supposed, was originally a burial-ground of the Druids,
afterwards occupied by the Romans. About a mile from
these are vestiges of a Druidical temple, where three
stone coffins, containing human bones and other relics,
have been found; and a little to the south are fragments
of a large rocking-stone, to which an avenue of stones
seems to have led.
STOCKLEY, a township, in the parish of Brancepeth, N. W. division of Darlington ward, union, and
S. division of the county of Durham, 4¾ miles (S. W.
by W.) from Durham; containing 53 inhabitants. It
comprises about 1160 acres: the village is situated near
the source of a rivulet to which the township gives
name. The tithes have been commuted for £49.
STOCKLEY, a tything, in the parish, union, and
hundred of Calne, Chippenham and Calne, and N.
divisions of Wilts; containing 175 inhabitants.
Stockley-English (St. Mary)
STOCKLEY-ENGLISH (St. Mary), a parish, in
the union of Crediton, hundred of West Budleigh,
Crediton and N. divisions of Devon, 5¼ miles (N. by E.)
from Crediton; containing 161 inhabitants. The living
is a rectory, valued in the king's books at £7, and in
the patronage of the Crown; net income, £116.
Stockley-Pomeroy (St. Mary)
STOCKLEY-POMEROY (St. Mary), a parish, in
the union of Crediton, hundred of West Budleigh.
Crediton and N. divisions of Devon, 3½ miles (N. E. by
E.) from Crediton; containing 258 inhabitants. It is
situated on the road between Crediton and Tiverton,
and comprises by computation 1300 acres. The living
is a rectory, valued in the king's books at £15. 6. 8.;
net income, £222; patron, the Bishop of Exeter. There

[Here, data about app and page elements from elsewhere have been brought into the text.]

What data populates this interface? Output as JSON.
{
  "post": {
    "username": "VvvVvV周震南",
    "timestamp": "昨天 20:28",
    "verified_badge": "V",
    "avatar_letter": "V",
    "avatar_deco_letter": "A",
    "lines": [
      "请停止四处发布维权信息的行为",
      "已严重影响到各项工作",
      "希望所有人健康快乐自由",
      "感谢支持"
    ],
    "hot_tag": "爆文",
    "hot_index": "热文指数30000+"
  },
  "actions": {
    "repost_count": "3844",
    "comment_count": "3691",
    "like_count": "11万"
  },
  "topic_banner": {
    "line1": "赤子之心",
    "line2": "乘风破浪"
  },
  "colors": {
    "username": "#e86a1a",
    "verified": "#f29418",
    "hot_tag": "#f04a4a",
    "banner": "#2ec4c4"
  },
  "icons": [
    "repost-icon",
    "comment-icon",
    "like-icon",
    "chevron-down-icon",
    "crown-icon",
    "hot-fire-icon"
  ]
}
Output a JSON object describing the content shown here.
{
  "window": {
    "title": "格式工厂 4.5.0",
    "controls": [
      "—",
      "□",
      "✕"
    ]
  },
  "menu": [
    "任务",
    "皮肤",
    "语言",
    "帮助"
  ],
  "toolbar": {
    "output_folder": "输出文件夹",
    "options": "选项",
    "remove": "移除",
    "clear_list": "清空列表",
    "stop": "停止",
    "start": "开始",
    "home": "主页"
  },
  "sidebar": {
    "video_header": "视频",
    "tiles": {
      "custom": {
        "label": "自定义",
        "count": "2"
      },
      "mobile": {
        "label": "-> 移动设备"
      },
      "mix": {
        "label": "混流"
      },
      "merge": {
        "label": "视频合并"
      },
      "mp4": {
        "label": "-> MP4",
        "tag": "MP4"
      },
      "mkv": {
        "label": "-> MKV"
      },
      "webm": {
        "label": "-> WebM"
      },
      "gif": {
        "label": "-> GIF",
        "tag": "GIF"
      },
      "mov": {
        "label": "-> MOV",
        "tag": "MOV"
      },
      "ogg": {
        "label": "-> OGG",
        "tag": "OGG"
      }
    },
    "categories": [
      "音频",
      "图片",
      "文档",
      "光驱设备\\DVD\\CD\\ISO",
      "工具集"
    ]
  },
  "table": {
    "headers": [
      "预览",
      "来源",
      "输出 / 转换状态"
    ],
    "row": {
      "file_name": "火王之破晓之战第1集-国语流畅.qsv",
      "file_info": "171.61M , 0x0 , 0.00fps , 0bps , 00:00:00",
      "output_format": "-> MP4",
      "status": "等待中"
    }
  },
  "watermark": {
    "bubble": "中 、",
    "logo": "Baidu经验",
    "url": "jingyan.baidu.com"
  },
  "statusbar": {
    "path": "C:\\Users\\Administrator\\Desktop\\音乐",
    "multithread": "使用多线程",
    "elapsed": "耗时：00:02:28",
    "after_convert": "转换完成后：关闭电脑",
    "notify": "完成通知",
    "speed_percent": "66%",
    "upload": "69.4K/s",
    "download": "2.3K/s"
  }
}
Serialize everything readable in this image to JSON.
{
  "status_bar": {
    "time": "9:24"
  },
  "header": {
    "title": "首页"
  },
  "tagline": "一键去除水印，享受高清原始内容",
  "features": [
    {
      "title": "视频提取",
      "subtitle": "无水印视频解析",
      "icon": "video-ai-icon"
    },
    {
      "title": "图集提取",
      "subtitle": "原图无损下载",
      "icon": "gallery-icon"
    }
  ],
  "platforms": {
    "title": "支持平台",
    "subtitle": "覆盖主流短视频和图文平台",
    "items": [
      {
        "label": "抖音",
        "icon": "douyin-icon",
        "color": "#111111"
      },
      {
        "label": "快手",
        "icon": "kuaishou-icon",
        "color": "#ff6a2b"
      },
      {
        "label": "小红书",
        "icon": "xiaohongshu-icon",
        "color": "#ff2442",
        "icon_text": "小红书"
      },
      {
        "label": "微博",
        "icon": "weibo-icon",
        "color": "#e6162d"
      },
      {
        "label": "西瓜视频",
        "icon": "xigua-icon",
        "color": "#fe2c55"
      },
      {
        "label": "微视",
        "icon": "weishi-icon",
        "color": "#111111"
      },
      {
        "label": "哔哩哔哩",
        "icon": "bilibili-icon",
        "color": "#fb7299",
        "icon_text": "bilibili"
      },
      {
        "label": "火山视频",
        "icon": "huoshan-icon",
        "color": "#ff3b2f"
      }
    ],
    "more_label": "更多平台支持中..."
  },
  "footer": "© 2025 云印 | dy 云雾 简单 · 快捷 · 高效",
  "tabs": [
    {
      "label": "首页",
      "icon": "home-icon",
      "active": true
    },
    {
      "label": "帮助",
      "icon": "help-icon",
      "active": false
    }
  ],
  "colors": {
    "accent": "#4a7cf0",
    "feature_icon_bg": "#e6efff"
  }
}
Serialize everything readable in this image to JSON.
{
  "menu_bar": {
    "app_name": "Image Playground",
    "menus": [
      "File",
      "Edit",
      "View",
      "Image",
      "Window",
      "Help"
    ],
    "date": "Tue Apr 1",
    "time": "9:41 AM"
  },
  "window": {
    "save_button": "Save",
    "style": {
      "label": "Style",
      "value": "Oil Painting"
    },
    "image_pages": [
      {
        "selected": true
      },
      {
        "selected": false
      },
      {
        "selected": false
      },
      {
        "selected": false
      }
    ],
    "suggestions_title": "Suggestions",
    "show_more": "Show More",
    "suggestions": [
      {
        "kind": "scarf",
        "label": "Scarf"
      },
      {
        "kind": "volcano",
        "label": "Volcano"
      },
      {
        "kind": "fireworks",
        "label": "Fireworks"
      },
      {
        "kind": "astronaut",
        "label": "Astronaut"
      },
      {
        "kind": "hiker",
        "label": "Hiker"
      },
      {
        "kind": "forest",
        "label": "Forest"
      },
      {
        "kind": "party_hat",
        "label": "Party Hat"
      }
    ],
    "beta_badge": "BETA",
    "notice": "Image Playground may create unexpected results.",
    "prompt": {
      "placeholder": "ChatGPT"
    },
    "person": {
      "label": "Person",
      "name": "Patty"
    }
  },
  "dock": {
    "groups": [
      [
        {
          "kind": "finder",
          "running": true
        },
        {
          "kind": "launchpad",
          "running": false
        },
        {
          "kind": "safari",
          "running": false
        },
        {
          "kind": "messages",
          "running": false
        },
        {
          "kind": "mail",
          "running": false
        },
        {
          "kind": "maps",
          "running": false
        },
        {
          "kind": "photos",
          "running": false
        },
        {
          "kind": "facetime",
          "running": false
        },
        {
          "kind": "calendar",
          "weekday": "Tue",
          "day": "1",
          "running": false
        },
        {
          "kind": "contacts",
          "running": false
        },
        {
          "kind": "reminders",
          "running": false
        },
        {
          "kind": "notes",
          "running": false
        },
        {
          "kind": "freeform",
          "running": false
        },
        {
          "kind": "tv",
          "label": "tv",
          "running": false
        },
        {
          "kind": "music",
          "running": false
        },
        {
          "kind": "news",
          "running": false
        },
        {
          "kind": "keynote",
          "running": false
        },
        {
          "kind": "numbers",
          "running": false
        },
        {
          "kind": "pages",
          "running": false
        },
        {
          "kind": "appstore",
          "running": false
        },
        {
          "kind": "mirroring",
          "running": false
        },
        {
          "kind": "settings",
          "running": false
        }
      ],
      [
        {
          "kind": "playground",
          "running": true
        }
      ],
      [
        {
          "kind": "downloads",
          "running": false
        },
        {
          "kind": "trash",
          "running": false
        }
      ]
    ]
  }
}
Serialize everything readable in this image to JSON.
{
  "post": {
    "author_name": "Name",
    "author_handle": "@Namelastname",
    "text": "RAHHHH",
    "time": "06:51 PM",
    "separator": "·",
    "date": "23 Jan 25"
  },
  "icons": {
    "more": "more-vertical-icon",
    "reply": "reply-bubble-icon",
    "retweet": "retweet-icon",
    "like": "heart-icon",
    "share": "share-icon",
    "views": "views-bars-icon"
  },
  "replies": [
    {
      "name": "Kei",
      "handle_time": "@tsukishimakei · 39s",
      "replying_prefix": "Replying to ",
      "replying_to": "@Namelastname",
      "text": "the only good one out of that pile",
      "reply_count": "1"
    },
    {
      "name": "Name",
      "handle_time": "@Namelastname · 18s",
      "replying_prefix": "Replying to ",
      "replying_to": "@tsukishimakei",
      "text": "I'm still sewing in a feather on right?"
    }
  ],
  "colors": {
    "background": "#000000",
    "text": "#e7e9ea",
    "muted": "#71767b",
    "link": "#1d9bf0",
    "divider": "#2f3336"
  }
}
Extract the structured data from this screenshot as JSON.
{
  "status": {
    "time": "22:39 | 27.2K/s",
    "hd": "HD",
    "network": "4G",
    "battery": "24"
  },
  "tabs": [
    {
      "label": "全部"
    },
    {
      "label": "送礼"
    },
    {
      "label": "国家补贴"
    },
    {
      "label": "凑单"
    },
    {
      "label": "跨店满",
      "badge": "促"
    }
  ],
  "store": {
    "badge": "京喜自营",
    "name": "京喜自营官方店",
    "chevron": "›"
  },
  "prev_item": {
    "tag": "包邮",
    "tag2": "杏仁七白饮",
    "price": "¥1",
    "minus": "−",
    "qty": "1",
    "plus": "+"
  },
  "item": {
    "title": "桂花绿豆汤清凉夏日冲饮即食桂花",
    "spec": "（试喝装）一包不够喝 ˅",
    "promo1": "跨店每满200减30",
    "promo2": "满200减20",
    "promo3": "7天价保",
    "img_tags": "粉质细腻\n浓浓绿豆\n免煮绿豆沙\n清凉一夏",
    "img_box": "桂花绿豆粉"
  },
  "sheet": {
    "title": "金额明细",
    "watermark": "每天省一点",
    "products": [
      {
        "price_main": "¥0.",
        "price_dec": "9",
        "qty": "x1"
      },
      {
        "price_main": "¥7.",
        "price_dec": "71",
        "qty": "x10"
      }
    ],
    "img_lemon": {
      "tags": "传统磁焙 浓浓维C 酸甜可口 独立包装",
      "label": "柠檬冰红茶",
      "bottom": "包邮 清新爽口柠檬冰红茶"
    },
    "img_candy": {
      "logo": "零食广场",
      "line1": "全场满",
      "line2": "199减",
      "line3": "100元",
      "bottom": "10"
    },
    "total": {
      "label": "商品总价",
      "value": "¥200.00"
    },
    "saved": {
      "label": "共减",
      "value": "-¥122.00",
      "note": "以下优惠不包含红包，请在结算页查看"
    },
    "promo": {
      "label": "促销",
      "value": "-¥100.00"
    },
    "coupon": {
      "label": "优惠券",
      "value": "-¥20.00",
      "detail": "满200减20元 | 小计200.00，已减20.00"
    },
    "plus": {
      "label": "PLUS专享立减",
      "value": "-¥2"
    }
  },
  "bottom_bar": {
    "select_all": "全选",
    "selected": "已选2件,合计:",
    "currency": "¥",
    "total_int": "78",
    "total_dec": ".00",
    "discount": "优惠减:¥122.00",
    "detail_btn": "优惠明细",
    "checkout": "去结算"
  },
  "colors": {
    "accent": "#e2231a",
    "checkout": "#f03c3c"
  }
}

is a glebe-house, and the glebe consists of about 41
acres. The church contains portions of several styles;
the nave is the most ancient part, and is entered by a
rich Norman doorway: the chancel has an old lancet
window, and a piscina with a trefoiled head; there are
some specimens of handsomely carved oak, and the
stone steps of a rood-loft still remain.
Stocklinch, Magdalene (St. Mary Magdalene)
STOCKLINCH, MAGDALENE (St. Mary Magdalene), a parish in the union of Chard, hundred of
Abdick and Bulstone, W. division of the county
of Somerset, 2¾ miles (N. E.) from Ilminster; containing 92 inhabitants The living is a discharged
rectory, valued in the king's books at £4. 4. 7; net
income, £140; patron, the Rev. James Upton.
Stocklinch, Ottersay (St. Mary)
STOCKLINCH, OTTERSAY (St. Mary), a parish,
in the union of Chard, hundred of Abdick and Bulstone, W. division of the county of Somerset, 2½
miles (N. E.) from Ilminster; containing 132 inhabitants. The living is discharged rectory, valued in the
king's books at £6. 9. 2.; net income, £148; patron,
Jeffreys Allen, Esq.